= Activity =
Please repeat the data below exactly, with the pictures removed.

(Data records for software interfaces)
- - - - - - -

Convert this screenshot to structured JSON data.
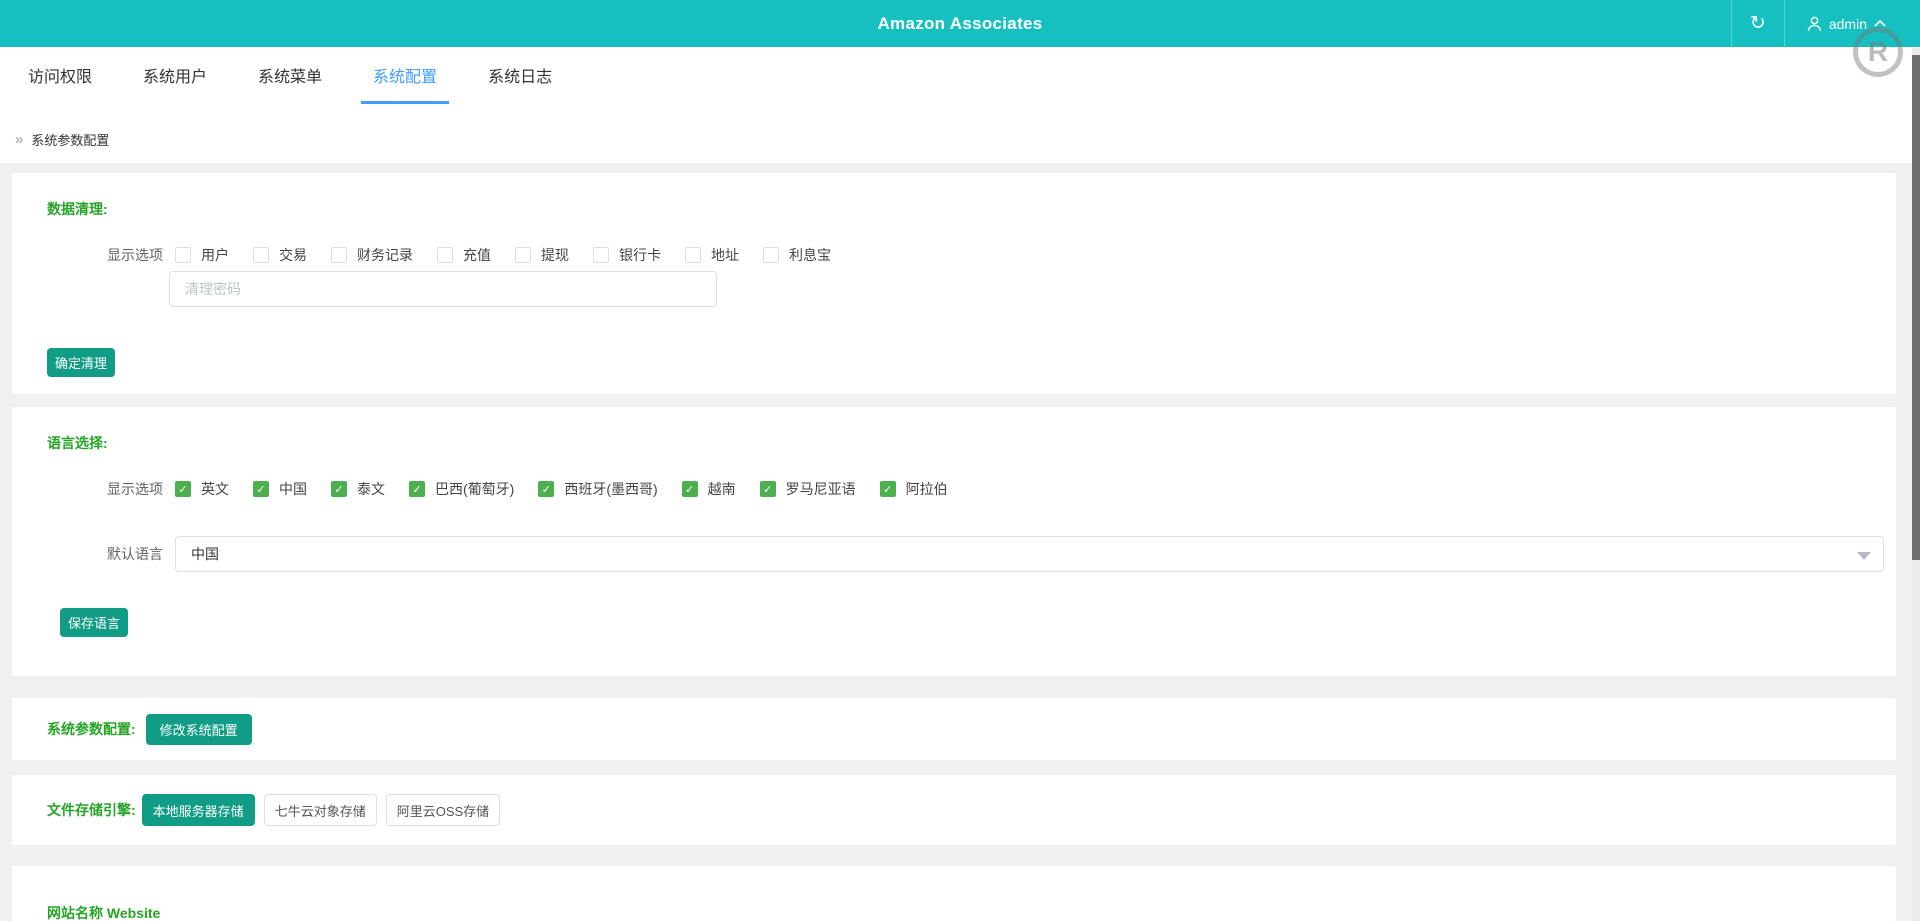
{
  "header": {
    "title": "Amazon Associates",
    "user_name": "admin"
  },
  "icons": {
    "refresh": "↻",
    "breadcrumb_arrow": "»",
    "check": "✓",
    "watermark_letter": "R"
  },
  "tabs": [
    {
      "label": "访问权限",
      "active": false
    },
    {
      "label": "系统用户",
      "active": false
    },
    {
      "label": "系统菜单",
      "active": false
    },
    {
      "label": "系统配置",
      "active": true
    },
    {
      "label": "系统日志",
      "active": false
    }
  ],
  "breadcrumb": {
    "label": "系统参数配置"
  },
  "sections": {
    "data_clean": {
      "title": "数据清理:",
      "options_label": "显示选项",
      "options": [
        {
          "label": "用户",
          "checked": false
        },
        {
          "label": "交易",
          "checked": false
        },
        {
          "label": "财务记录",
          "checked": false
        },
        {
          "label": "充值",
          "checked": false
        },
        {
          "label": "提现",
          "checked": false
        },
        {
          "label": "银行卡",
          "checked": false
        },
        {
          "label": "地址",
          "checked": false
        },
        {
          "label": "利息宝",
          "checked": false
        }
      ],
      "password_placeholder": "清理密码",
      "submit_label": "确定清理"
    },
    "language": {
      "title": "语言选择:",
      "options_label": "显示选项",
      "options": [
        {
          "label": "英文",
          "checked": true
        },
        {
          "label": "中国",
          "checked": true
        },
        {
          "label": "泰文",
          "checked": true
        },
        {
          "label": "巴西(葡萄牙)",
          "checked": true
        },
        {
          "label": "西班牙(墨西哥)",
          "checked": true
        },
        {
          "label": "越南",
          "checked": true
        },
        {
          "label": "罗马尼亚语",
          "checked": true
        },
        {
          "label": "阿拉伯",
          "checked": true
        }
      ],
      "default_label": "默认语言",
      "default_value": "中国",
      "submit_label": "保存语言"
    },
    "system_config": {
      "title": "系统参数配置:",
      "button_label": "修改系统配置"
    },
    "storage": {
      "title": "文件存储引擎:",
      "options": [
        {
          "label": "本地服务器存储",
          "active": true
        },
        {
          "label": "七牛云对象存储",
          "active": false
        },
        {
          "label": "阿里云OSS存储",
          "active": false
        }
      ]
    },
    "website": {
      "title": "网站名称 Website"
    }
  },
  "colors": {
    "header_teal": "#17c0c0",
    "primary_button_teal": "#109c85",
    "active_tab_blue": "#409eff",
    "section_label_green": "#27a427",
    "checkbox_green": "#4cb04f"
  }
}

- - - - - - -

= Written response =
Convert this screenshot to structured JSON data.
{
  "header": {
    "title": "Amazon Associates",
    "user_name": "admin"
  },
  "icons": {
    "refresh": "↻",
    "breadcrumb_arrow": "»",
    "check": "✓",
    "watermark_letter": "R"
  },
  "tabs": [
    {
      "label": "访问权限",
      "active": false
    },
    {
      "label": "系统用户",
      "active": false
    },
    {
      "label": "系统菜单",
      "active": false
    },
    {
      "label": "系统配置",
      "active": true
    },
    {
      "label": "系统日志",
      "active": false
    }
  ],
  "breadcrumb": {
    "label": "系统参数配置"
  },
  "sections": {
    "data_clean": {
      "title": "数据清理:",
      "options_label": "显示选项",
      "options": [
        {
          "label": "用户",
          "checked": false
        },
        {
          "label": "交易",
          "checked": false
        },
        {
          "label": "财务记录",
          "checked": false
        },
        {
          "label": "充值",
          "checked": false
        },
        {
          "label": "提现",
          "checked": false
        },
        {
          "label": "银行卡",
          "checked": false
        },
        {
          "label": "地址",
          "checked": false
        },
        {
          "label": "利息宝",
          "checked": false
        }
      ],
      "password_placeholder": "清理密码",
      "submit_label": "确定清理"
    },
    "language": {
      "title": "语言选择:",
      "options_label": "显示选项",
      "options": [
        {
          "label": "英文",
          "checked": true
        },
        {
          "label": "中国",
          "checked": true
        },
        {
          "label": "泰文",
          "checked": true
        },
        {
          "label": "巴西(葡萄牙)",
          "checked": true
        },
        {
          "label": "西班牙(墨西哥)",
          "checked": true
        },
        {
          "label": "越南",
          "checked": true
        },
        {
          "label": "罗马尼亚语",
          "checked": true
        },
        {
          "label": "阿拉伯",
          "checked": true
        }
      ],
      "default_label": "默认语言",
      "default_value": "中国",
      "submit_label": "保存语言"
    },
    "system_config": {
      "title": "系统参数配置:",
      "button_label": "修改系统配置"
    },
    "storage": {
      "title": "文件存储引擎:",
      "options": [
        {
          "label": "本地服务器存储",
          "active": true
        },
        {
          "label": "七牛云对象存储",
          "active": false
        },
        {
          "label": "阿里云OSS存储",
          "active": false
        }
      ]
    },
    "website": {
      "title": "网站名称 Website"
    }
  },
  "colors": {
    "header_teal": "#17c0c0",
    "primary_button_teal": "#109c85",
    "active_tab_blue": "#409eff",
    "section_label_green": "#27a427",
    "checkbox_green": "#4cb04f"
  }
}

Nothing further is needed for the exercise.